photography and photographs understood

Lightroom Mobile as a Camera App.

writer: russell j.t. dyer; posted: Feb 2017; revised: Oct 2017; readers past month: 960
Screenshot of Lightroom Mobile on iPhone

This week, I bought an iPhone 6s—I had Sony Xperia (Android) mobile telephones before this—and wanted a good camera application for it. I wanted one that allows me to make adjustments like I can on a compact camera. I searched the web and various photography forums for recommendations for a good camera application. This led me to try a few applications, but none of satisfied me. Some were either too concerned with filters and didn’t provide the controls I wanted, or they tried too had to be simple or intuitive. It was a bit frustrating. Eventually, I stumbled on something I already had, but didn’t know it. What I discovered is that the mobile version of Lightroom, which I already have on my phone and tablets, provides camera controls. Below is a screenshot from my phone showing a shot of my living room:

This is the layout for Professional choice, as opposed to the Automatic choice. On the right are the various exposure settings: White Balance, ISO, Shutter Speed, and Exposure Compensation. You can lock these settings—notice the gold colored lock icon. On the left you can set image ratio (i.e., 16:9, 3:2, 4:3, and 1:1), although it actually saves the full size (i.e., 4:3) and then crops it for you. You can reset it to the original format later in Lightroom. You can also set a timer, and turn on or off a few grids. You can also have it display a level—you can see it at the center of this image. Further left you can set the file format to DNG or JPG, as well as enable the flash. You can tap the screen where you want to focus—that’s the square around the goose decoy head. This image isn’t in focus because I fumbled with the phone to make the screenshot and it’s not locked—the [ + ] Auto on the right isn’t in gold.

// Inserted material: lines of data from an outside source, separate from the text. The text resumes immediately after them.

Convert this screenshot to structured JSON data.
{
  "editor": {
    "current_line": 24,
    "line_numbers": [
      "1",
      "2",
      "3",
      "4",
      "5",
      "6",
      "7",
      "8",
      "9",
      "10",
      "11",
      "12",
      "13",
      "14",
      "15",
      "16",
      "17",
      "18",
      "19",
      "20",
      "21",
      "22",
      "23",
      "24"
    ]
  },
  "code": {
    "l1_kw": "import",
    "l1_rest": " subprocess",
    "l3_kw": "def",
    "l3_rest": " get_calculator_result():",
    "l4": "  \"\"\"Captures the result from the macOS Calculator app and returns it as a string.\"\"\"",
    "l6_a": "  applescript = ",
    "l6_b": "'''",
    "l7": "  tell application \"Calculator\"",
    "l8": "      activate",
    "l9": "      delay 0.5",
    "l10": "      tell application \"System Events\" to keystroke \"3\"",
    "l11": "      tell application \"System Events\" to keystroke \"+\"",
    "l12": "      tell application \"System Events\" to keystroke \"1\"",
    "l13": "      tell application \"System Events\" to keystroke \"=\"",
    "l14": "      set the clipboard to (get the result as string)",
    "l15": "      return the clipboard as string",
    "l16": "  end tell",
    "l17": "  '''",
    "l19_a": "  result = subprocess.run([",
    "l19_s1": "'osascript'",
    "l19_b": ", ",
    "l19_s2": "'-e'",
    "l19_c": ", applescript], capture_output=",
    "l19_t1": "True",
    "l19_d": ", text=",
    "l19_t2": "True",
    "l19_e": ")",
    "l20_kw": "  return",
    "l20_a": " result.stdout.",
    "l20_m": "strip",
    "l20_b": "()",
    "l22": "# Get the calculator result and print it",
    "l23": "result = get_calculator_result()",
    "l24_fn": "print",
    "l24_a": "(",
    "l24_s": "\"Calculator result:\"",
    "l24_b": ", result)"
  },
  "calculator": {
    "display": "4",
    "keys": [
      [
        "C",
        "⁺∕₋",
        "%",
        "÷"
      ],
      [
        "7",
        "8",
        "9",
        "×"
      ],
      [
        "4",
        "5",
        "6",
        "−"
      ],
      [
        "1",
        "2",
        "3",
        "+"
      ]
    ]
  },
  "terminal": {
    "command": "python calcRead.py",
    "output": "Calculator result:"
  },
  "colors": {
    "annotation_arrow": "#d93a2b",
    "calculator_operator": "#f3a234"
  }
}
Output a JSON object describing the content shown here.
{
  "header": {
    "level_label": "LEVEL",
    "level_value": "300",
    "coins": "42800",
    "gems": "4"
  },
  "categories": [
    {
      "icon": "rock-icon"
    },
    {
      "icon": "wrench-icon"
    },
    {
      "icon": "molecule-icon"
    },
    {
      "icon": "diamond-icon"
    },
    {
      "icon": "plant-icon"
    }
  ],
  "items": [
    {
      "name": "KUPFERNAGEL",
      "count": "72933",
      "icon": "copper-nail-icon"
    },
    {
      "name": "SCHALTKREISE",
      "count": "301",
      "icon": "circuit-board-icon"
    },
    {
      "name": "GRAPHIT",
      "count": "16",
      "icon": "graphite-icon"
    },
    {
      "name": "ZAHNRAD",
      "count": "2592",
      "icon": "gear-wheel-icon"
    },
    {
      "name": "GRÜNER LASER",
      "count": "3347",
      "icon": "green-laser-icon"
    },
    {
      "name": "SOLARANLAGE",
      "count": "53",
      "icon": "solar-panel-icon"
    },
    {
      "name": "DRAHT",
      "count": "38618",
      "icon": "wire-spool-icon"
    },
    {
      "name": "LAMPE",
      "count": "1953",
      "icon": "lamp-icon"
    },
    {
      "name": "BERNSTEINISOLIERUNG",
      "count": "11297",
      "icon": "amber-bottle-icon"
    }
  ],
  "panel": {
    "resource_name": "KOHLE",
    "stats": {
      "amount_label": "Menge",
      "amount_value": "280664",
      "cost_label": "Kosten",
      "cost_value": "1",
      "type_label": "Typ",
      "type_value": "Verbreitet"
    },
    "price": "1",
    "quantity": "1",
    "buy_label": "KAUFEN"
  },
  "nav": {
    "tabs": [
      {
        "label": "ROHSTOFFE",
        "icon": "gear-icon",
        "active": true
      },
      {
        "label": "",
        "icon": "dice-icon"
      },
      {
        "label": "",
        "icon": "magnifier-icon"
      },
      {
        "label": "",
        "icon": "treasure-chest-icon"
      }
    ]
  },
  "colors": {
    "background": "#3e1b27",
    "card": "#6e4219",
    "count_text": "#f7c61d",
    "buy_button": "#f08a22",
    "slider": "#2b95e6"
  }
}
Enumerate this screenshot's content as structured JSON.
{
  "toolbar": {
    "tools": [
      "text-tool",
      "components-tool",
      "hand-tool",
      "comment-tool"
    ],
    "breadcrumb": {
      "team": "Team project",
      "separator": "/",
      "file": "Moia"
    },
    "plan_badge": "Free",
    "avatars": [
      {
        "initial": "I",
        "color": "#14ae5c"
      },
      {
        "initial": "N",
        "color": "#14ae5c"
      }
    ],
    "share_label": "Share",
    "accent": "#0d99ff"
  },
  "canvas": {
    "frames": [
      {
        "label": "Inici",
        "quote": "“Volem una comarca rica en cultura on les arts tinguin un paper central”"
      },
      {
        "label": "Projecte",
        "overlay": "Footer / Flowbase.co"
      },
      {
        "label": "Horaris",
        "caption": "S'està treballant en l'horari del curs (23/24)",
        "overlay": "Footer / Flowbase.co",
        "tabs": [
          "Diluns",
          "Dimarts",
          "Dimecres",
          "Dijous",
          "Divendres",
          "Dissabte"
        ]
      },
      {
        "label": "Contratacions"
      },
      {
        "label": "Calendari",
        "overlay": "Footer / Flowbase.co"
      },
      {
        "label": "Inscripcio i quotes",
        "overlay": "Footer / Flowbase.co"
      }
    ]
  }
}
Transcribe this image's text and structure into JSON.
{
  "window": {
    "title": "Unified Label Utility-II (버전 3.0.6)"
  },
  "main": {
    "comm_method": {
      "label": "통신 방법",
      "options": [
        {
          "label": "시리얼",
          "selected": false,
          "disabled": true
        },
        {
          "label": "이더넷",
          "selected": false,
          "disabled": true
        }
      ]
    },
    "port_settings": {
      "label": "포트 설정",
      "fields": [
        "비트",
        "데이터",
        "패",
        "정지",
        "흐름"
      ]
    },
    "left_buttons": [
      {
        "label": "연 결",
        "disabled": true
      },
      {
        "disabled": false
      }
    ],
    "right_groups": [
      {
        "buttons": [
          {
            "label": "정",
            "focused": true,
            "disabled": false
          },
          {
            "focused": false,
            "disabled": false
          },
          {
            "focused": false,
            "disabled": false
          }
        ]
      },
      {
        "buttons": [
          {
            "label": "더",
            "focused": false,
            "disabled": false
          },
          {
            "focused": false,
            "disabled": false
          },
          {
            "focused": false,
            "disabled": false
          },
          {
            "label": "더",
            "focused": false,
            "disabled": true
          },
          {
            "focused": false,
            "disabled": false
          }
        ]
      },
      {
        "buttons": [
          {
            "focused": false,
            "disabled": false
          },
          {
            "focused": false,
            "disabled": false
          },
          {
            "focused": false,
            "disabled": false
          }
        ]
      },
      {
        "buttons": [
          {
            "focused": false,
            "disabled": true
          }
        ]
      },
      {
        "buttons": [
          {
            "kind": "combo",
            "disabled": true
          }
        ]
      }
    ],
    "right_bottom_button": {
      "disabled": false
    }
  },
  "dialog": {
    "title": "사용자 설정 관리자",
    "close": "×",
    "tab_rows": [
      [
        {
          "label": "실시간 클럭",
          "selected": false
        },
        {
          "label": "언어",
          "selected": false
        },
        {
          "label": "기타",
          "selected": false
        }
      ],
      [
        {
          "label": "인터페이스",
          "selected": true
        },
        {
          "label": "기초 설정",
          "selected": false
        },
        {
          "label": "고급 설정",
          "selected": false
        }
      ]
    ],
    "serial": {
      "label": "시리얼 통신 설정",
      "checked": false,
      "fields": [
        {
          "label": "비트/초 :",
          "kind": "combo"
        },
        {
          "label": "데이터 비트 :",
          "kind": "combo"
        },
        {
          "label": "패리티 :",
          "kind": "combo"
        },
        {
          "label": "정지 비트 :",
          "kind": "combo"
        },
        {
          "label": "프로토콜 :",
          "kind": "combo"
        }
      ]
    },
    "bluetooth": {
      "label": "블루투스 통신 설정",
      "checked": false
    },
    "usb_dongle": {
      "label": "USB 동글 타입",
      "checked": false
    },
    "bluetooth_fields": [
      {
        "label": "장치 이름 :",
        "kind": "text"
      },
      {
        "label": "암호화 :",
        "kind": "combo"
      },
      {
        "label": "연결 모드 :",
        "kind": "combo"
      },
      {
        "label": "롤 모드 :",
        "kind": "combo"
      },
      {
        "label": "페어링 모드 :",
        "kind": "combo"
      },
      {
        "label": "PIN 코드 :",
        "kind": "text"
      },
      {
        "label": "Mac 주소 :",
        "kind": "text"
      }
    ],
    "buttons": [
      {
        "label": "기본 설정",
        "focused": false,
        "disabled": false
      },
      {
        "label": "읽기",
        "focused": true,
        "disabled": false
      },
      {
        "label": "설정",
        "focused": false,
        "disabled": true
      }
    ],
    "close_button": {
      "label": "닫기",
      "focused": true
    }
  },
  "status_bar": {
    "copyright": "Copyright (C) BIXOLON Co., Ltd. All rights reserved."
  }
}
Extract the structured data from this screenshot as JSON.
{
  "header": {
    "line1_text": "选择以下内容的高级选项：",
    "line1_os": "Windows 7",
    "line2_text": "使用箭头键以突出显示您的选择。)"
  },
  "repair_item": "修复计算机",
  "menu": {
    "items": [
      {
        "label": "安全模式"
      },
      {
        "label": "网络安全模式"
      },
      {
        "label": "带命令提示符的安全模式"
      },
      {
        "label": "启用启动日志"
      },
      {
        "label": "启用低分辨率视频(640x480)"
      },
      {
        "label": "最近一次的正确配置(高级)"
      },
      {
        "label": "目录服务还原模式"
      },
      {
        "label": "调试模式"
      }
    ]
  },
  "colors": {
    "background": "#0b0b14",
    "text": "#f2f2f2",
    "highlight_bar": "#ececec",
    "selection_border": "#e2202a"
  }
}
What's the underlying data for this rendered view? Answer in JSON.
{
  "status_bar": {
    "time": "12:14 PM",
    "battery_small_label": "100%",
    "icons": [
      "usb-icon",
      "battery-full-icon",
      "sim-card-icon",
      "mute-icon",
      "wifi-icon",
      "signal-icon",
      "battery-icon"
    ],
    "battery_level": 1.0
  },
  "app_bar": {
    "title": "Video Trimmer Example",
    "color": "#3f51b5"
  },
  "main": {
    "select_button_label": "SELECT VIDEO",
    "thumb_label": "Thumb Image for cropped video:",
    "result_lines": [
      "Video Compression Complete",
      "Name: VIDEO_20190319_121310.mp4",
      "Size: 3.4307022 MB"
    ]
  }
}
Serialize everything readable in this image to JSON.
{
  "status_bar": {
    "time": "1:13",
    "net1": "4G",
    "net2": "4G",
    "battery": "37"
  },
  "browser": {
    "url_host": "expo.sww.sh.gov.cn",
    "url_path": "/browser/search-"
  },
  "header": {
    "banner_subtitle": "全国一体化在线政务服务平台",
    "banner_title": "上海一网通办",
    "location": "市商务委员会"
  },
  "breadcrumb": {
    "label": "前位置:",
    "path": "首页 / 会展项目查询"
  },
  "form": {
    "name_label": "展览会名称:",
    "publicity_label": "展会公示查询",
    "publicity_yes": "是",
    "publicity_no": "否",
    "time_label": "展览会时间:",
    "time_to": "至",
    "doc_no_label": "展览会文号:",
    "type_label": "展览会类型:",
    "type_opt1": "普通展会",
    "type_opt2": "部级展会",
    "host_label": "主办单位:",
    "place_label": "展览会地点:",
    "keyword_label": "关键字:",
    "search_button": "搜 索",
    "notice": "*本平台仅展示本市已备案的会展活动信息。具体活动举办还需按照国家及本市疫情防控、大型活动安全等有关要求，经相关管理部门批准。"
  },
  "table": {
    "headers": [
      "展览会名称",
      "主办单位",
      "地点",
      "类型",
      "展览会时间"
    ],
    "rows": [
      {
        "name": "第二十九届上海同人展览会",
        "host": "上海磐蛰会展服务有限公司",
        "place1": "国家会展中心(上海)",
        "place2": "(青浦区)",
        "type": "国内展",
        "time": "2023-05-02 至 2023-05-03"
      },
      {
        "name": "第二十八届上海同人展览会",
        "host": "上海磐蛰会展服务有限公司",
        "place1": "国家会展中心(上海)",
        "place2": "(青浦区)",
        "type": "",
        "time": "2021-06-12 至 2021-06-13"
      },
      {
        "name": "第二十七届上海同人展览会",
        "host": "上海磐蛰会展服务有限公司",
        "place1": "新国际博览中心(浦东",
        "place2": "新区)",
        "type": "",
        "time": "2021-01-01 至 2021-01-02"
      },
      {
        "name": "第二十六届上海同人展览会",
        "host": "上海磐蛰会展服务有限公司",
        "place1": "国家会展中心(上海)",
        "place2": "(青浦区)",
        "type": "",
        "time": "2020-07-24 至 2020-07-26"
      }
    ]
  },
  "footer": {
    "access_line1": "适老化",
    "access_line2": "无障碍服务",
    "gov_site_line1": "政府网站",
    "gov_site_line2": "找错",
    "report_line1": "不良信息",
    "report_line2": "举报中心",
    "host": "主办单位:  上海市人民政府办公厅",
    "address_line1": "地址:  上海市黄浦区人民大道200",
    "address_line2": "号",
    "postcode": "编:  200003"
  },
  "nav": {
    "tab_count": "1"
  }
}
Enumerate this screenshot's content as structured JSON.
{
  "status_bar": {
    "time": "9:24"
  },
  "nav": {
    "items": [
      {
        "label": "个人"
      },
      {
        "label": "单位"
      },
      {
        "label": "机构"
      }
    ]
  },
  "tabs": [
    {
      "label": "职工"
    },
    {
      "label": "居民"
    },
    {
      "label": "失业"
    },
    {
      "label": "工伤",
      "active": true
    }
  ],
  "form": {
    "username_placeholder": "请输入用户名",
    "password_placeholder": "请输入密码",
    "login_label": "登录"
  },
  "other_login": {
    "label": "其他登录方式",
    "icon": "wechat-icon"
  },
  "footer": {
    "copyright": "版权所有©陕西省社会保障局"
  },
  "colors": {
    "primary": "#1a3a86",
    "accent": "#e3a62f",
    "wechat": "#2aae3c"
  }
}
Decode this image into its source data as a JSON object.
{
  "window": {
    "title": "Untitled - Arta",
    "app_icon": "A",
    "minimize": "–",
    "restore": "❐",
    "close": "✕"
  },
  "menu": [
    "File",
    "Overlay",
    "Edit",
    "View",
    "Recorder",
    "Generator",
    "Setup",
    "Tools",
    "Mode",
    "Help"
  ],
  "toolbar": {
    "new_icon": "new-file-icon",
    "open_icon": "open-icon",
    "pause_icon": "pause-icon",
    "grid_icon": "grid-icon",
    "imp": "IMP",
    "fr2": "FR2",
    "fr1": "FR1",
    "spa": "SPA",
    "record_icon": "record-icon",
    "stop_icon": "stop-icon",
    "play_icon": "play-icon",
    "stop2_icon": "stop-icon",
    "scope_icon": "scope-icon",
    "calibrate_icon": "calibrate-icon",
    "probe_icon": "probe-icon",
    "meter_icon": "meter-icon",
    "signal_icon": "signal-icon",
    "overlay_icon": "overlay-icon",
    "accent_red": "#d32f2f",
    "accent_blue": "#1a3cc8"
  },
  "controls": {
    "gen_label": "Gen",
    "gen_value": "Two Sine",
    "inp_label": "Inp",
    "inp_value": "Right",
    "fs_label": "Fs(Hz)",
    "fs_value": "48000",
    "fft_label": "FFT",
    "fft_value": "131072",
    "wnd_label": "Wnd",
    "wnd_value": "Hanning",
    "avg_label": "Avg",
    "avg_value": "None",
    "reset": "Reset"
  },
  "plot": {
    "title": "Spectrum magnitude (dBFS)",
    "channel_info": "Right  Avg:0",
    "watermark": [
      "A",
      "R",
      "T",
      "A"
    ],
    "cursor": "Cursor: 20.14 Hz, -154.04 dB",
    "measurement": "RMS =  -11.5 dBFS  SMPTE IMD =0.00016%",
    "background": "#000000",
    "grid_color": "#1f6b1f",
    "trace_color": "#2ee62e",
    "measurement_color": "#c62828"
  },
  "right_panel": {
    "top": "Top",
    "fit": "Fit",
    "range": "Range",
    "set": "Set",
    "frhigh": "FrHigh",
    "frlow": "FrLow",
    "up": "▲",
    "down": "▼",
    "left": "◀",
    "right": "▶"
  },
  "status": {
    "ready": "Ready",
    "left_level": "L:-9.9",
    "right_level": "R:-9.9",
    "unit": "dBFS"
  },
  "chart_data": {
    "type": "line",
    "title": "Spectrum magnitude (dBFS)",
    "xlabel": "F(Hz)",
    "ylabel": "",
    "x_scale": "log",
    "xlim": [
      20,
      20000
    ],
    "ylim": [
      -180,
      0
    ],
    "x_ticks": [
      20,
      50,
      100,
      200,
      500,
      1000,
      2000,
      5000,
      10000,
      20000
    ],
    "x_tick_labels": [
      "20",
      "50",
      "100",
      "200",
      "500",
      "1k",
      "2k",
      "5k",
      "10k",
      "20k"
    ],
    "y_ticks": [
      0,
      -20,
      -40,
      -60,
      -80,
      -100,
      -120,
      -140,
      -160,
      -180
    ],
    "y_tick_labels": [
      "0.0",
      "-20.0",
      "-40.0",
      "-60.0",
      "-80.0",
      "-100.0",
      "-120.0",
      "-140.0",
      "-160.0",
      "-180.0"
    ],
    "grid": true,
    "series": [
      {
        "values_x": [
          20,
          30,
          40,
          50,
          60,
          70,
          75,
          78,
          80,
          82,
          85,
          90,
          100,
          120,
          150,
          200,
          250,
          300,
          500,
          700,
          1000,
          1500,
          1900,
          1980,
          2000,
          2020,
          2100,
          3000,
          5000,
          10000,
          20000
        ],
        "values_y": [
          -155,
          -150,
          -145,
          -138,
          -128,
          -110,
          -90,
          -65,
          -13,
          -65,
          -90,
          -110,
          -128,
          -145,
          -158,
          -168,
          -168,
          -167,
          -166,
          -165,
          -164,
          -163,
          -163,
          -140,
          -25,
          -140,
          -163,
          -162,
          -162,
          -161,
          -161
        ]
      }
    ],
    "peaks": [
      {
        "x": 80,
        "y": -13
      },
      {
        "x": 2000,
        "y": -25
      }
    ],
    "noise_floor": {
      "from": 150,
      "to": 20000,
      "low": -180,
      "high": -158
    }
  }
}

Lightroom Mobile will automatically synchronize photos to the cloud and thereby Lightroom on my desktop computer. Synchronizing, the uploading and downloading can be slow if you’re using DNG format—those files are large. You can instead import photos to the desktop by using a Lightning Fire cable and Import in the desktop version of Lightroom. However, that will only get you JPG photos that have been shared with iPhone’s Photos application. Apple seems to trap each application on the iPhone, and Adobe doesn’t allow synching through the LAN—they have to go through the Adobe cloud.

Screenshot of Lightroom Mobile on iPhone

If you want to adjust the image file settings on the phone, though, you can do plenty with the mobile application. To the right are two screenshots showing some adjustments that are possible, of which there are many.

Overall, Lightroom Mobile is the best camera application I’ve seen. This includes a few days of looking for one for the iPhone and a few years of using Android camera applications.